· Presentations to the School Board. Simply put, a School Board’s most important role is to work with its community to improve student achievement in their local public schools. As the leap to dynamic digital learning environments is 100% aligned to that mission, it is important that School Boards are kept informed of key developments during the digital transition.

· Op-Eds for local newspapers. School administrators have a unique and valuable perspective to share with their communities. Op-Eds in local newspapers can help explain the work a school district is doing to create digital learning environments for today’s students, as well as the importance of those environments for preparing students for college, careers, and citizenship in our increasingly global society.

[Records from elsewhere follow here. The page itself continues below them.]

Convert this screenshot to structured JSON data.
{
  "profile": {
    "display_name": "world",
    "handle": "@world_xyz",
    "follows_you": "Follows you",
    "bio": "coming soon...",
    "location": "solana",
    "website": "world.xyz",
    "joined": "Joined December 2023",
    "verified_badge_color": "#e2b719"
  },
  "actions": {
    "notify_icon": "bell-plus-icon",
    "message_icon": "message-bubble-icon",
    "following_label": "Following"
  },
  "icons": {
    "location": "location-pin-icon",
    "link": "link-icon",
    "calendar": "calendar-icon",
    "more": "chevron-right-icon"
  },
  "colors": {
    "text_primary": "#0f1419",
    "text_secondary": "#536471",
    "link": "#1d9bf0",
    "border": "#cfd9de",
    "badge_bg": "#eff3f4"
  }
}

· Highlighting educational technology at community and parent/teacher nights. Community and parent/teacher nights are crucial to engaging parents in various district initiatives. The leaders of successful digital transitions take advantage of these gatherings to share the news of their school system’s investment in High Quality Digital Resources. Students can play a central role in planning and staging these events, so be sure to enroll them in this effort.

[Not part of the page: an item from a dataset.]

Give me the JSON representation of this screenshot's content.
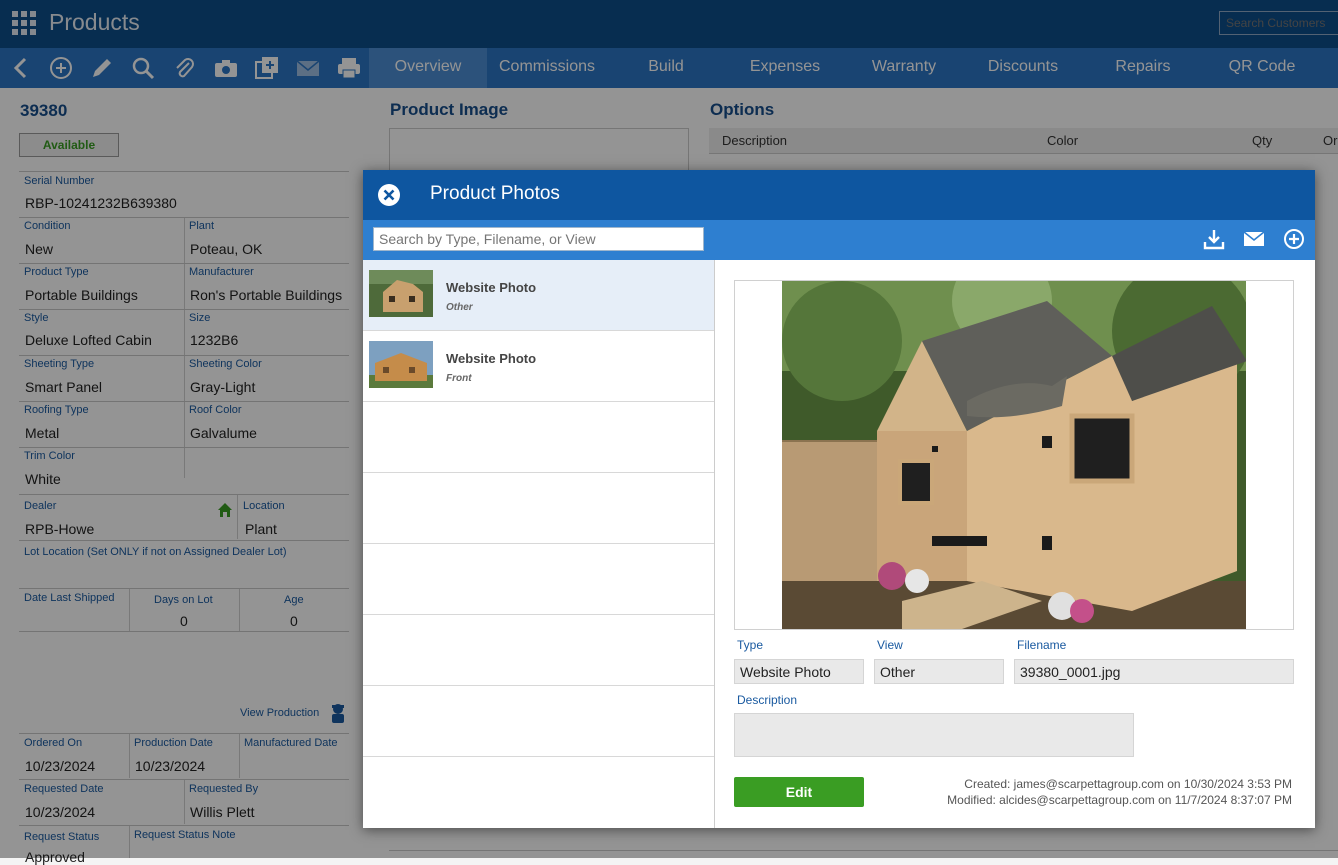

5. The Digital Transition is seen as a true cultural shift.

The digital transition is more about the people involved than the technology. Schools and districts that ignore this often wonder why they are constantly in the technology replacement phase or why their students’ devices have become expensive digital notebooks. Even worse, when people are not considered in the digital transition, the possibility exists that expensive tech investments will be used for occasional entertainment, or worse, collect dust in storage.

Successful districts take the time up front to help teachers learn what instructional shifts are expected. The first year of a successful tech rollout should include demonstration classrooms that serve as learning labs where it is acceptable to “fail forward”. Districts successfully making the digital transition also allow other teachers, students, parents, and community members to see the changes expected, while teachers have access to the anticipated technology. This ensures that year two, which may include a wider scale transition, is built on a firm foundation of in-district experience.

This type of attention to the human-cultural aspects of digital transitions dramatically increases the likelihood of an instructional return on investment.

When these five core principles are observed, I believe a successful digital transition will follow. In the comments below, give your thoughts on the key ideas you think underlie a successful transition to digital teaching and learning.

A seasoned leader skilled in building long-lasting relationships with educators at all levels, Coni Rechner serves as Discovery Education’s Senior Vice President of National Partnerships. In this capacity, Rechner manages the creation of innovative collaborations with school-based partners that deliver the best-in-class digital content and professional development educators need to transform teaching and learning and meet their strategic goals. Previously, Rechner managed Discovery Education’s Urban Partnerships team. In this capacity she oversaw the creation and implementation of unique, public/private partnerships that support the creation of dynamic digital learning environments in the nation’s largest school districts. You can contact Rechner directly at